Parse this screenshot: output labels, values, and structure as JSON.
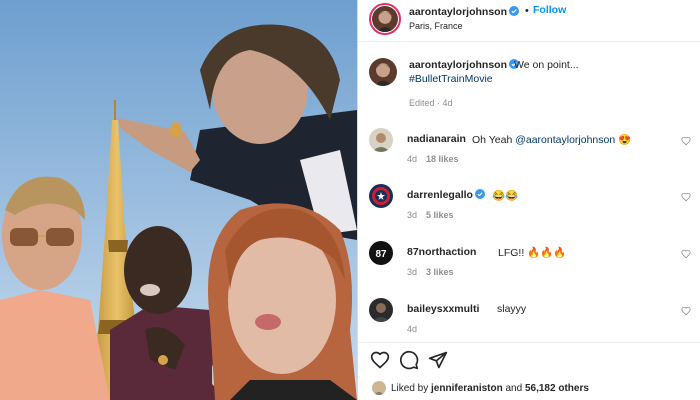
{
  "post": {
    "author": "aarontaylorjohnson",
    "follow_label": "Follow",
    "dot": "•",
    "location": "Paris, France",
    "caption_text": "We on point...",
    "caption_hashtag": "#BulletTrainMovie",
    "caption_meta": "Edited · 4d"
  },
  "comments": [
    {
      "user": "nadianarain",
      "text": "Oh Yeah ",
      "mention": "@aarontaylorjohnson",
      "emoji": "😍",
      "time": "4d",
      "likes": "18 likes"
    },
    {
      "user": "darrenlegallo",
      "text": "😂😂",
      "time": "3d",
      "likes": "5 likes"
    },
    {
      "user": "87northaction",
      "text": "LFG!! 🔥🔥🔥",
      "time": "3d",
      "likes": "3 likes"
    },
    {
      "user": "baileysxxmulti",
      "text": "slayyy",
      "time": "4d",
      "likes": ""
    }
  ],
  "liked_by": {
    "prefix": "Liked by ",
    "user": "jenniferaniston",
    "middle": " and ",
    "count": "56,182 others"
  },
  "icons": {
    "verified": "verified-badge-icon",
    "like": "heart-icon",
    "comment": "comment-bubble-icon",
    "share": "paper-plane-icon"
  },
  "colors": {
    "follow_blue": "#0095f6",
    "link_blue": "#00376b",
    "verified_blue": "#3897f0",
    "muted_gray": "#8e8e8e"
  }
}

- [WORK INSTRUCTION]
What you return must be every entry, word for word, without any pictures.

- [ANSWER TO THIS PROBLEM]
Parse this screenshot: output labels, values, and structure as JSON.
{
  "post": {
    "author": "aarontaylorjohnson",
    "follow_label": "Follow",
    "dot": "•",
    "location": "Paris, France",
    "caption_text": "We on point...",
    "caption_hashtag": "#BulletTrainMovie",
    "caption_meta": "Edited · 4d"
  },
  "comments": [
    {
      "user": "nadianarain",
      "text": "Oh Yeah ",
      "mention": "@aarontaylorjohnson",
      "emoji": "😍",
      "time": "4d",
      "likes": "18 likes"
    },
    {
      "user": "darrenlegallo",
      "text": "😂😂",
      "time": "3d",
      "likes": "5 likes"
    },
    {
      "user": "87northaction",
      "text": "LFG!! 🔥🔥🔥",
      "time": "3d",
      "likes": "3 likes"
    },
    {
      "user": "baileysxxmulti",
      "text": "slayyy",
      "time": "4d",
      "likes": ""
    }
  ],
  "liked_by": {
    "prefix": "Liked by ",
    "user": "jenniferaniston",
    "middle": " and ",
    "count": "56,182 others"
  },
  "icons": {
    "verified": "verified-badge-icon",
    "like": "heart-icon",
    "comment": "comment-bubble-icon",
    "share": "paper-plane-icon"
  },
  "colors": {
    "follow_blue": "#0095f6",
    "link_blue": "#00376b",
    "verified_blue": "#3897f0",
    "muted_gray": "#8e8e8e"
  }
}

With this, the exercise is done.